From the material below, pull each line containing the string "Type".
==============================
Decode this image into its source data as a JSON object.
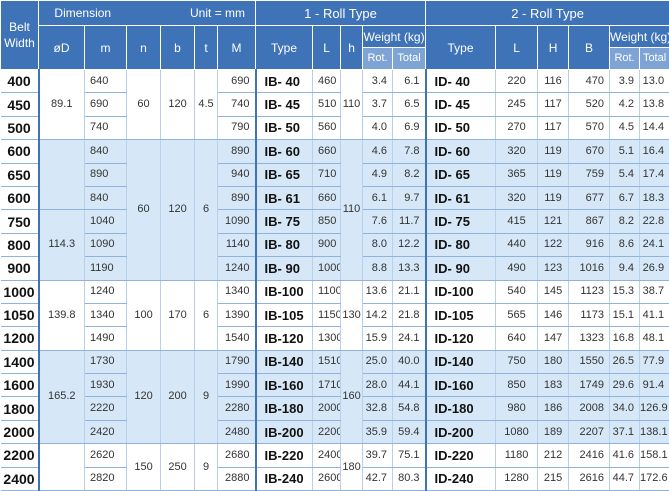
{
  "header": {
    "belt_width": "Belt\nWidth",
    "dimension": "Dimension",
    "unit": "Unit = mm",
    "roll1": "1 - Roll Type",
    "roll2": "2 - Roll Type",
    "od": "øD",
    "m": "m",
    "n": "n",
    "b": "b",
    "t": "t",
    "M": "M",
    "type": "Type",
    "L": "L",
    "h": "h",
    "H": "H",
    "B": "B",
    "weight": "Weight (kg)",
    "rot": "Rot.",
    "total": "Total"
  },
  "groups": [
    {
      "od": "89.1",
      "n": "60",
      "b": "120",
      "t": "4.5",
      "h": "110",
      "rows": 3,
      "shade": false
    },
    {
      "od": "",
      "n": "60",
      "b": "120",
      "t": "6",
      "h": "110",
      "rows": 6,
      "shade": true
    },
    {
      "od": "139.8",
      "n": "100",
      "b": "170",
      "t": "6",
      "h": "130",
      "rows": 3,
      "shade": false
    },
    {
      "od": "165.2",
      "n": "120",
      "b": "200",
      "t": "9",
      "h": "160",
      "rows": 4,
      "shade": true
    },
    {
      "od": "",
      "n": "150",
      "b": "250",
      "t": "9",
      "h": "180",
      "rows": 2,
      "shade": false
    }
  ],
  "od_114": "114.3",
  "rows": [
    {
      "belt": "400",
      "m": "640",
      "M": "690",
      "t1": "IB-  40",
      "L1": "460",
      "rot1": "3.4",
      "tot1": "6.1",
      "t2": "ID-  40",
      "L2": "220",
      "H": "116",
      "B": "470",
      "rot2": "3.9",
      "tot2": "13.0"
    },
    {
      "belt": "450",
      "m": "690",
      "M": "740",
      "t1": "IB-  45",
      "L1": "510",
      "rot1": "3.7",
      "tot1": "6.5",
      "t2": "ID-  45",
      "L2": "245",
      "H": "117",
      "B": "520",
      "rot2": "4.2",
      "tot2": "13.8"
    },
    {
      "belt": "500",
      "m": "740",
      "M": "790",
      "t1": "IB-  50",
      "L1": "560",
      "rot1": "4.0",
      "tot1": "6.9",
      "t2": "ID-  50",
      "L2": "270",
      "H": "117",
      "B": "570",
      "rot2": "4.5",
      "tot2": "14.4"
    },
    {
      "belt": "600",
      "m": "840",
      "M": "890",
      "t1": "IB-  60",
      "L1": "660",
      "rot1": "4.6",
      "tot1": "7.8",
      "t2": "ID-  60",
      "L2": "320",
      "H": "119",
      "B": "670",
      "rot2": "5.1",
      "tot2": "16.4"
    },
    {
      "belt": "650",
      "m": "890",
      "M": "940",
      "t1": "IB-  65",
      "L1": "710",
      "rot1": "4.9",
      "tot1": "8.2",
      "t2": "ID-  65",
      "L2": "365",
      "H": "119",
      "B": "759",
      "rot2": "5.4",
      "tot2": "17.4"
    },
    {
      "belt": "600",
      "m": "840",
      "M": "890",
      "t1": "IB-  61",
      "L1": "660",
      "rot1": "6.1",
      "tot1": "9.7",
      "t2": "ID-  61",
      "L2": "320",
      "H": "119",
      "B": "677",
      "rot2": "6.7",
      "tot2": "18.3"
    },
    {
      "belt": "750",
      "m": "1040",
      "M": "1090",
      "t1": "IB-  75",
      "L1": "850",
      "rot1": "7.6",
      "tot1": "11.7",
      "t2": "ID-  75",
      "L2": "415",
      "H": "121",
      "B": "867",
      "rot2": "8.2",
      "tot2": "22.8"
    },
    {
      "belt": "800",
      "m": "1090",
      "M": "1140",
      "t1": "IB-  80",
      "L1": "900",
      "rot1": "8.0",
      "tot1": "12.2",
      "t2": "ID-  80",
      "L2": "440",
      "H": "122",
      "B": "916",
      "rot2": "8.6",
      "tot2": "24.1"
    },
    {
      "belt": "900",
      "m": "1190",
      "M": "1240",
      "t1": "IB-  90",
      "L1": "1000",
      "rot1": "8.8",
      "tot1": "13.3",
      "t2": "ID-  90",
      "L2": "490",
      "H": "123",
      "B": "1016",
      "rot2": "9.4",
      "tot2": "26.9"
    },
    {
      "belt": "1000",
      "m": "1240",
      "M": "1340",
      "t1": "IB-100",
      "L1": "1100",
      "rot1": "13.6",
      "tot1": "21.1",
      "t2": "ID-100",
      "L2": "540",
      "H": "145",
      "B": "1123",
      "rot2": "15.3",
      "tot2": "38.7"
    },
    {
      "belt": "1050",
      "m": "1340",
      "M": "1390",
      "t1": "IB-105",
      "L1": "1150",
      "rot1": "14.2",
      "tot1": "21.8",
      "t2": "ID-105",
      "L2": "565",
      "H": "146",
      "B": "1173",
      "rot2": "15.1",
      "tot2": "41.1"
    },
    {
      "belt": "1200",
      "m": "1490",
      "M": "1540",
      "t1": "IB-120",
      "L1": "1300",
      "rot1": "15.9",
      "tot1": "24.1",
      "t2": "ID-120",
      "L2": "640",
      "H": "147",
      "B": "1323",
      "rot2": "16.8",
      "tot2": "48.1"
    },
    {
      "belt": "1400",
      "m": "1730",
      "M": "1790",
      "t1": "IB-140",
      "L1": "1510",
      "rot1": "25.0",
      "tot1": "40.0",
      "t2": "ID-140",
      "L2": "750",
      "H": "180",
      "B": "1550",
      "rot2": "26.5",
      "tot2": "77.9"
    },
    {
      "belt": "1600",
      "m": "1930",
      "M": "1990",
      "t1": "IB-160",
      "L1": "1710",
      "rot1": "28.0",
      "tot1": "44.1",
      "t2": "ID-160",
      "L2": "850",
      "H": "183",
      "B": "1749",
      "rot2": "29.6",
      "tot2": "91.4"
    },
    {
      "belt": "1800",
      "m": "2220",
      "M": "2280",
      "t1": "IB-180",
      "L1": "2000",
      "rot1": "32.8",
      "tot1": "54.8",
      "t2": "ID-180",
      "L2": "980",
      "H": "186",
      "B": "2008",
      "rot2": "34.0",
      "tot2": "126.9"
    },
    {
      "belt": "2000",
      "m": "2420",
      "M": "2480",
      "t1": "IB-200",
      "L1": "2200",
      "rot1": "35.9",
      "tot1": "59.4",
      "t2": "ID-200",
      "L2": "1080",
      "H": "189",
      "B": "2207",
      "rot2": "37.1",
      "tot2": "138.1"
    },
    {
      "belt": "2200",
      "m": "2620",
      "M": "2680",
      "t1": "IB-220",
      "L1": "2400",
      "rot1": "39.7",
      "tot1": "75.1",
      "t2": "ID-220",
      "L2": "1180",
      "H": "212",
      "B": "2416",
      "rot2": "41.6",
      "tot2": "158.1"
    },
    {
      "belt": "2400",
      "m": "2820",
      "M": "2880",
      "t1": "IB-240",
      "L1": "2600",
      "rot1": "42.7",
      "tot1": "80.3",
      "t2": "ID-240",
      "L2": "1280",
      "H": "215",
      "B": "2616",
      "rot2": "44.7",
      "tot2": "172.6"
    }
  ]
}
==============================
■ **FINISHED TASK**:
    "roll1": "1 - Roll Type",
    "roll2": "2 - Roll Type",
    "type": "Type",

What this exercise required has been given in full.